■ WORK ITEM ■
In the listing below, every line with the word "Using" needs to be copied.
>>>
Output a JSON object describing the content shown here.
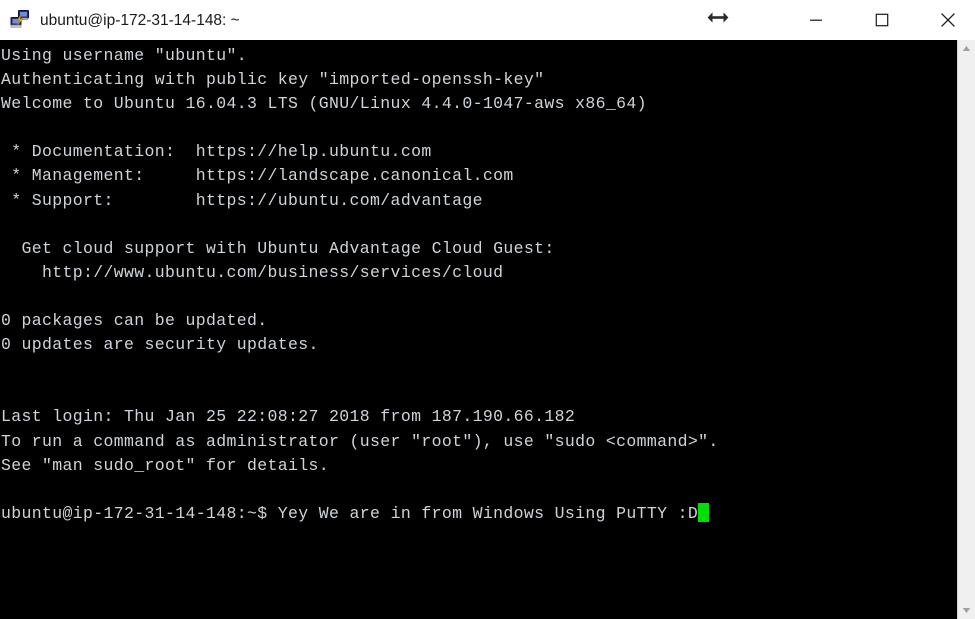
{
  "window": {
    "title": "ubuntu@ip-172-31-14-148: ~",
    "icon": "putty-icon",
    "background_color": "#000000",
    "titlebar_color": "#ffffff",
    "text_color": "#cfd4da",
    "cursor_color": "#00e000"
  },
  "titlebar": {
    "resize_hint_icon": "horizontal-resize-arrow-icon",
    "minimize_label": "—",
    "maximize_label": "□",
    "close_label": "✕"
  },
  "scrollbar": {
    "up_arrow": "▲",
    "down_arrow": "▼"
  },
  "terminal": {
    "lines": [
      "Using username \"ubuntu\".",
      "Authenticating with public key \"imported-openssh-key\"",
      "Welcome to Ubuntu 16.04.3 LTS (GNU/Linux 4.4.0-1047-aws x86_64)",
      "",
      " * Documentation:  https://help.ubuntu.com",
      " * Management:     https://landscape.canonical.com",
      " * Support:        https://ubuntu.com/advantage",
      "",
      "  Get cloud support with Ubuntu Advantage Cloud Guest:",
      "    http://www.ubuntu.com/business/services/cloud",
      "",
      "0 packages can be updated.",
      "0 updates are security updates.",
      "",
      "",
      "Last login: Thu Jan 25 22:08:27 2018 from 187.190.66.182",
      "To run a command as administrator (user \"root\"), use \"sudo <command>\".",
      "See \"man sudo_root\" for details.",
      ""
    ],
    "prompt": "ubuntu@ip-172-31-14-148:~$ ",
    "typed_command": "Yey We are in from Windows Using PuTTY :D"
  }
}
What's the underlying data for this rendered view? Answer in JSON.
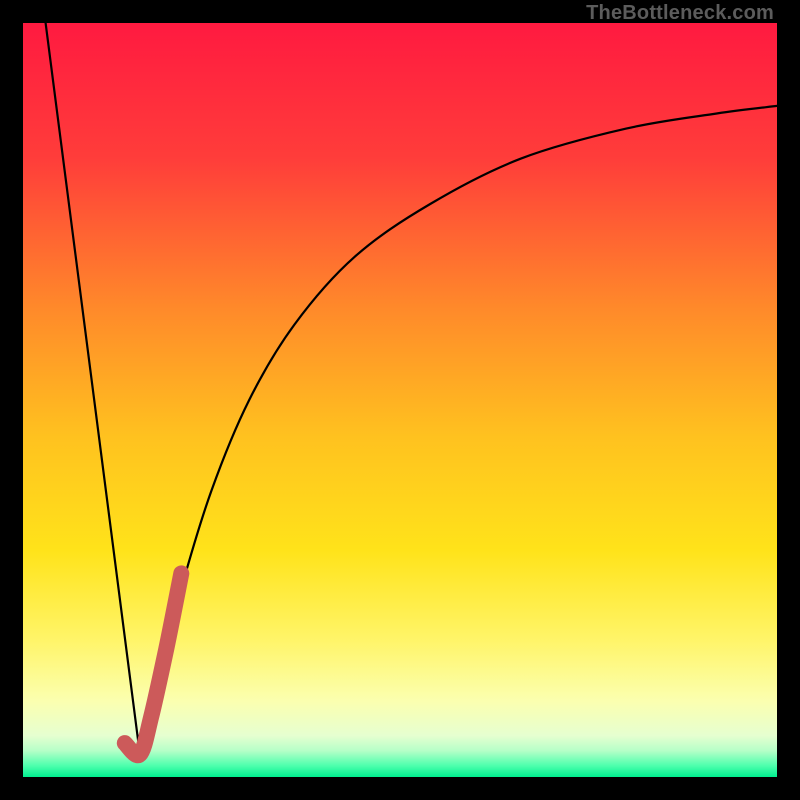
{
  "watermark": "TheBottleneck.com",
  "colors": {
    "frame": "#000000",
    "curve": "#000000",
    "highlight": "#cc5a5a",
    "gradient_stops": [
      {
        "offset": 0.0,
        "color": "#ff1a40"
      },
      {
        "offset": 0.18,
        "color": "#ff3d3a"
      },
      {
        "offset": 0.38,
        "color": "#ff8a2a"
      },
      {
        "offset": 0.55,
        "color": "#ffc21f"
      },
      {
        "offset": 0.7,
        "color": "#ffe31a"
      },
      {
        "offset": 0.82,
        "color": "#fff56a"
      },
      {
        "offset": 0.9,
        "color": "#fbffb0"
      },
      {
        "offset": 0.945,
        "color": "#e6ffd0"
      },
      {
        "offset": 0.965,
        "color": "#b6ffc8"
      },
      {
        "offset": 0.985,
        "color": "#4dffad"
      },
      {
        "offset": 1.0,
        "color": "#00ef8f"
      }
    ]
  },
  "chart_data": {
    "type": "line",
    "title": "",
    "xlabel": "",
    "ylabel": "",
    "xlim": [
      0,
      100
    ],
    "ylim": [
      0,
      100
    ],
    "series": [
      {
        "name": "v-curve-left",
        "x": [
          3,
          15.5
        ],
        "y": [
          100,
          3
        ]
      },
      {
        "name": "v-curve-right",
        "x": [
          15.5,
          18,
          21,
          25,
          30,
          36,
          44,
          54,
          66,
          80,
          92,
          100
        ],
        "y": [
          3,
          13,
          25,
          38,
          50,
          60,
          69,
          76,
          82,
          86,
          88,
          89
        ]
      },
      {
        "name": "highlight-segment",
        "x": [
          13.5,
          15.5,
          17,
          19,
          21
        ],
        "y": [
          4.5,
          3,
          8,
          17,
          27
        ]
      }
    ]
  }
}
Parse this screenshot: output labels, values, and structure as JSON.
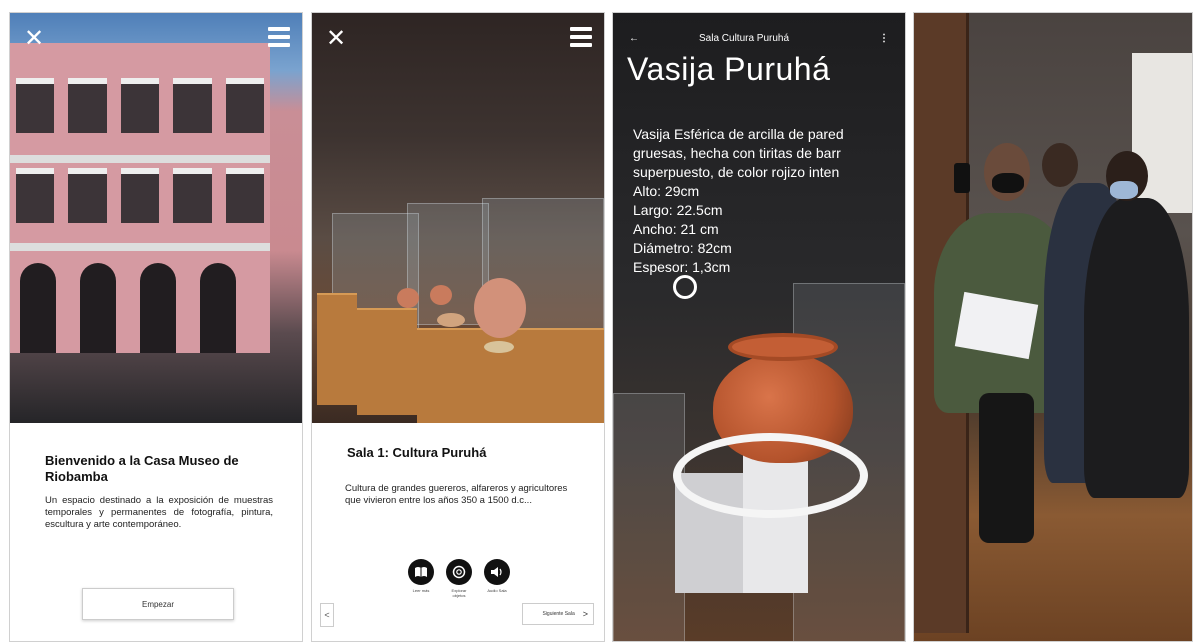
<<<
■ EXERCISE SOLUTION ■
      "Using username \"ubuntu\".",
    "typed_command": "Yey We are in from Windows Using PuTTY :D"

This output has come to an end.